“The purpose of organization is to reduce the amount of communication and coordination necessary.”

“Build a performance simulator, outside in, top down. Start it very early. Listen when it speaks.”

“The programmer, like the poet, works only slightly removed from pure thought-stuff. He builds castles in the air, from air, creating by exertion of the imagination. Few media of creation are so flexible, so easy to polish and rework, so readily capable of realizing grand conceptual structures. Yet the program construct, unlike the poet's words, is real in the sense that it moves and works, producing visible outputs separate from the construct itself... One types the correct incantation on a keyboard, and a display screen comes to life, showing things that never were nor could be... It prints results, draws pictures, produces sounds, moves arms. The magic of myth and legend has come true in our time.”

“The computer resembles the magic of legend in this respect, too. If one character, one pause, of the incantation is not strictly in proper form, the magic doesn't work.
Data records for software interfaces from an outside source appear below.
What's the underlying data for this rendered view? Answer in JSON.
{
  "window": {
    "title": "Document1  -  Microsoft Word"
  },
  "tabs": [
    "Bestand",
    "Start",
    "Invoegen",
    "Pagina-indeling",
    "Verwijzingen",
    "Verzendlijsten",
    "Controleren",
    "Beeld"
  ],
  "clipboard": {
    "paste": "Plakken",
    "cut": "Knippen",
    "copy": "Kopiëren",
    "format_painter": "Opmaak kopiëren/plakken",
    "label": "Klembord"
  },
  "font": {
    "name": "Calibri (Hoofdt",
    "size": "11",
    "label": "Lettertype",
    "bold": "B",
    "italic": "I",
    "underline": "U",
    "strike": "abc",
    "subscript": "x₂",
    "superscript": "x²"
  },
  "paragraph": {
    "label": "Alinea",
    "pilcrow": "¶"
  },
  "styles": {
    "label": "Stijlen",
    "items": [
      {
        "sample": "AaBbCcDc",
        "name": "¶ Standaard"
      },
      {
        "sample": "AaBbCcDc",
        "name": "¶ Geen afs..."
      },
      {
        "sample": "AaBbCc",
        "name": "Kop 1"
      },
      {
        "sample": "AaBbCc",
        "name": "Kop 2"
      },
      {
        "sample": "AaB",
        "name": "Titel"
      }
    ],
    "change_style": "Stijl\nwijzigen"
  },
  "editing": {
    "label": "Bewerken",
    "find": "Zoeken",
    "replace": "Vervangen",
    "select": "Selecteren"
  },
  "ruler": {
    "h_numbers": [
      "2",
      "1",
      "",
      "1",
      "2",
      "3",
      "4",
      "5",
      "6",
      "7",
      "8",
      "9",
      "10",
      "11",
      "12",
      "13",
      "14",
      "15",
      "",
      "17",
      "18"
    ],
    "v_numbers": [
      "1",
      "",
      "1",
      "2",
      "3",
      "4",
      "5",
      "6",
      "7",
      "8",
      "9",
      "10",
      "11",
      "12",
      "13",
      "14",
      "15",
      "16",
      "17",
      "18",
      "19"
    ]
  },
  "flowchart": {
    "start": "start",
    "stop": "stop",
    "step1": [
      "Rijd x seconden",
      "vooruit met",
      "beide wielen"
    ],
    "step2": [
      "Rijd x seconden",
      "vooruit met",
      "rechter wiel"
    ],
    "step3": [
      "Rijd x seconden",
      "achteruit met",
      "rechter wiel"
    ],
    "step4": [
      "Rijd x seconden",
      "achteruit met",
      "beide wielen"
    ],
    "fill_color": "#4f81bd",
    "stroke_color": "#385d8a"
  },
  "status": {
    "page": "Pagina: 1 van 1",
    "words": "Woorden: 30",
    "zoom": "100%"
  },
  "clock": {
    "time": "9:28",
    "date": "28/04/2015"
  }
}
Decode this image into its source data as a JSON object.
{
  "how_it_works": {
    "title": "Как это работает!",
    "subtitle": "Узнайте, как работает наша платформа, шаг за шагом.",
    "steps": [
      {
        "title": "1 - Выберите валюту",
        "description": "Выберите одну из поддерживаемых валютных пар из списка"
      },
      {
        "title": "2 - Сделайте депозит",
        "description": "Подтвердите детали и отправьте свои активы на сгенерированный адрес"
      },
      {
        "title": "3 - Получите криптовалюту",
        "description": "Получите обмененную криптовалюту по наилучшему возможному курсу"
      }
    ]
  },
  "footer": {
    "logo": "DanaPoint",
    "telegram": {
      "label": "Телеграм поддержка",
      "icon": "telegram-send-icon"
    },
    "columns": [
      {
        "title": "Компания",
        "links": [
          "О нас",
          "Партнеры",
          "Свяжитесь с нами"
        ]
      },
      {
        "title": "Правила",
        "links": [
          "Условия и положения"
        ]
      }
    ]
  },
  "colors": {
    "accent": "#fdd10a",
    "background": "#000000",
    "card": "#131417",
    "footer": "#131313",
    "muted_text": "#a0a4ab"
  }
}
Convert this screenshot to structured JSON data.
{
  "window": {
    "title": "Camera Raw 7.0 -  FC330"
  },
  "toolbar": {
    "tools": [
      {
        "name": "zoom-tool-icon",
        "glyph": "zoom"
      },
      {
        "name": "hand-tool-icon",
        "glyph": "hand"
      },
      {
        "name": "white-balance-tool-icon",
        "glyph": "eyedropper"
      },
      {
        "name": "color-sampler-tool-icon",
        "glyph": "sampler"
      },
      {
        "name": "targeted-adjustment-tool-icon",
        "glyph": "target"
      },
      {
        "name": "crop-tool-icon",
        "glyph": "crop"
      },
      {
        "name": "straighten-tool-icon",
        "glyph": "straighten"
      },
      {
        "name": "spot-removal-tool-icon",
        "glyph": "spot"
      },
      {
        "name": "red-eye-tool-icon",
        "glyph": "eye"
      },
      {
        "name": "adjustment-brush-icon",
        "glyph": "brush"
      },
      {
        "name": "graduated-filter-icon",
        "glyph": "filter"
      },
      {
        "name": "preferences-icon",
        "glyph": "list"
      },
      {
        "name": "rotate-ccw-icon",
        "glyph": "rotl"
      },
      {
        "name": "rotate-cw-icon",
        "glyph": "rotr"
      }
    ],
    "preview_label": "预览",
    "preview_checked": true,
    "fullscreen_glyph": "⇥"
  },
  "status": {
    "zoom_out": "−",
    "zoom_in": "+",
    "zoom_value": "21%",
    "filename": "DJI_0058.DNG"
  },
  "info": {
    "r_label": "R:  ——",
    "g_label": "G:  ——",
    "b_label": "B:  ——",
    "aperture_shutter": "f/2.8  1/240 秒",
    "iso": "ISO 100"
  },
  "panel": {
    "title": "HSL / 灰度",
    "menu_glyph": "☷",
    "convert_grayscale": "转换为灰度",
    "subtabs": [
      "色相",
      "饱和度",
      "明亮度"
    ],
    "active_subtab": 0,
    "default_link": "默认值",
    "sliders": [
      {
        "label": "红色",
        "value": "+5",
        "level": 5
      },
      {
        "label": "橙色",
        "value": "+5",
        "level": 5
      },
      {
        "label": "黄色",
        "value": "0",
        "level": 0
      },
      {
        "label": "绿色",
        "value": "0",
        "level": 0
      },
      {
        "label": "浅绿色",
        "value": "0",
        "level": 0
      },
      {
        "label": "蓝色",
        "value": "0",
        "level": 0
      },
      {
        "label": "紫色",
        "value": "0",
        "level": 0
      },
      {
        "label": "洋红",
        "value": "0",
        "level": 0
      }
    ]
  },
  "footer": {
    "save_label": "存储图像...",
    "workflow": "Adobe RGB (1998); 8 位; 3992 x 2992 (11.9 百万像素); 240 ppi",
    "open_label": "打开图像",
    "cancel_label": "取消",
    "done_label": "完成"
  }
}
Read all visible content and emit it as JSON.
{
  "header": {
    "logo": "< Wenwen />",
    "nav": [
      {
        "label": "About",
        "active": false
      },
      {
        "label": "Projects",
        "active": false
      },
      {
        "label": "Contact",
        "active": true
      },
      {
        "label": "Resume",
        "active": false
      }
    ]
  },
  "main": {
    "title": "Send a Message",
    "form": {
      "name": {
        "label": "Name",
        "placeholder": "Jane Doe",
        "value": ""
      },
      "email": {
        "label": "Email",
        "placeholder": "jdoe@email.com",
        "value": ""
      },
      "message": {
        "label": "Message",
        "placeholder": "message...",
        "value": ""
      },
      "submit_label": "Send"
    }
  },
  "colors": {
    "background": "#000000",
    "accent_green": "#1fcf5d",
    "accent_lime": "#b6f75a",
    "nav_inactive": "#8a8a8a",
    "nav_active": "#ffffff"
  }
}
Human beings are not accustomed to being perfect, and few areas of human activity demand it. Adjusting to the requirement for perfection is, I think, the most difficult part of learning to program.”


Eileen A. Brodie said...

I read Brooks' Mythical Man Month in the 1990's, and it struck me as one of the best discussions of the process of human endeavor, and what goes wrong when haste is applied to projects.

The key elements of Brooks' observations on projects in process are applicable far outside of software engineering. Any group endeavor needs thresholds, boundaries, vision, flexibility, and persistance.

Brroks' observations reinforced my own belief in the idea of a group agreeing to have some level of autocracy by the designer, and most importantly, the idea of outside handlers knowing not to abridge the basic product's ability to eventually exist in a usable form by meddling with the schedule in an unintelligent manner.

I'm not an engineer. I recommend this book enthusiastically.

Anonymous said...

The Prophet Brooks has been shown time and again to have been just that, a prophet. As my field is information security, I might add that his observations are as true as ever but a bit less actionable now that large web services do not (and never will) have overall organization in full charge, no aristocracy still knows (or ever will again) how it all works, and we are past the point at which starting over is possible (hence the entropy accumulation phase is both permanent and, one should think, slowly accelerating much the way planets gravitationally grow).

This may seem apocalyptic, but it is not in and of itself. It could be apocalyptic were some mix of entropy accumulation and concentration of risk (as the diversity of alternatives withers away) were to proceed for some time. As with an asteroid impact, it may only be a question of when, not if.

Dan Geer

Andrew said...

Professor Brooks was interviewed in August 2009 at Siggraph, discussing his thoughts about DESIGN OF DESIGN. Video can be found at: